The steam/combustion combination would be highly effective in thin reservoirs, where extended steam injection is uneconomic. Additionally, this process addresses the three technical causes for failure in heavy combustion projects: ineffective ignition, inadequate air injection rates, and temporary plugging of the formation due to blockages caused by high liquid saturations.

An overview of cold heavy oil production and heavy oil by in situ combustion is provided, as well as a detailed discussion of the proposed process.

Introduction
Cold Production in Western Canadian Heavy Oil Regional Sands

Western Canada contains extensive heavy oil and bitumen deposits, as is shown in Figure 1. Early primary production of this resource using reciprocating pumps in vertical, directional, or slant wells was only economic in the Lloydminster Block; thus, most of the existing geologic studies are for this area(1–3). Following the development of progressing cavity (PC) pumping technology in the 1980's, cold production from these wells (vertical, directional or slant) was expanded rapidly to several additional areas, including Frog Lake, Elk Point, Lindbergh, and portions of Cold Lake and the Primrose Block. This exploitation methodology provides a large percentage of the produced oil volume for most Western Canadian heavy oil producers; in fact, some producers use only this method.

Most cold production of heavy oil has been conducted in regional sands from the Lower Cretaceous Mannville Group (see Figure 2). Stratigraphic nomenclature varies locally, but, in general, most Lloydminster area regional sand cold production is from the Sparky and Waseca sands, while most of the Frog Lake, Elk Point, and Lindbergh cold production is from the Cummings. Regardless of the nomenclature, from a reservoir engineering perspective, these sands are characterized as being relatively thin, clean, with high porosity and permeability, and containing high saturations of heavy oil(4). Figure 3 is a plot of the estimated distribution of oil in place vs. sand thickness for the Lloydminster area, and Table 1 describes regional sand properties. Bottom water and edge water are common features, and a significant fraction of the wells in this region become uneconomic due to rapid water influx.

Despite continued efforts to improve PC pump-based cold production technology, current methods generally leave 80 to 95% of the OOIP behind at the economic limit. This is a large oil-in-place target for follow up EOR processes; however, the cold production process appears to have strongly altered reservoir conditions from their original state.

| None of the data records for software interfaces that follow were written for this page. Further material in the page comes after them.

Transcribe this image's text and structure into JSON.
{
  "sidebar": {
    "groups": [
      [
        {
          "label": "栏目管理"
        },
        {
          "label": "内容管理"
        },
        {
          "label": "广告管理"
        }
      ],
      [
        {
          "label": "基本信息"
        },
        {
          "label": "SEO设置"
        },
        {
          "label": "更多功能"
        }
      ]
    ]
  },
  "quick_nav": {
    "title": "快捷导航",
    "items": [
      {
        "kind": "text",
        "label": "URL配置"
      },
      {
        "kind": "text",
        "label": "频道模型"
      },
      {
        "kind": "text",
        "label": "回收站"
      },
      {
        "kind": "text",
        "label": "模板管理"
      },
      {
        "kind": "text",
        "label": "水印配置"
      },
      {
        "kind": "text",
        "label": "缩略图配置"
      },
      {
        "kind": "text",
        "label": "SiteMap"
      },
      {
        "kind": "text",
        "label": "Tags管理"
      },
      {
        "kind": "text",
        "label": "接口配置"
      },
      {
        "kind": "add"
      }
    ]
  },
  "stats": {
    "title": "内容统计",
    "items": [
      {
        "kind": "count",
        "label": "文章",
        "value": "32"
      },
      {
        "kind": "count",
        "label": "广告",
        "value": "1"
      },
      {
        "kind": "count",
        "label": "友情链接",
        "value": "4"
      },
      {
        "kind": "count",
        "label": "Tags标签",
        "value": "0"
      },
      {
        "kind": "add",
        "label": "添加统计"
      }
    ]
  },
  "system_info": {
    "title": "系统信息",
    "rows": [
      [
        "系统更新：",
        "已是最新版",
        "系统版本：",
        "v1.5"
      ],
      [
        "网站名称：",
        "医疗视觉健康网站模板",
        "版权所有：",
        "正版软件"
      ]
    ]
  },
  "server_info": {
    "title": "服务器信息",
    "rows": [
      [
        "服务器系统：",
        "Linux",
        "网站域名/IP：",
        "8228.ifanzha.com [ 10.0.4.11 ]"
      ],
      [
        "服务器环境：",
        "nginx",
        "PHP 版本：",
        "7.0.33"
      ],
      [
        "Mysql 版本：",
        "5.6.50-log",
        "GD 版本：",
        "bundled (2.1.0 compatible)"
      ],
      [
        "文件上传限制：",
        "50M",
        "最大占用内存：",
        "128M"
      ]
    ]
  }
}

This content is only available via PDF.
You can access this article if you purchase or spend a download.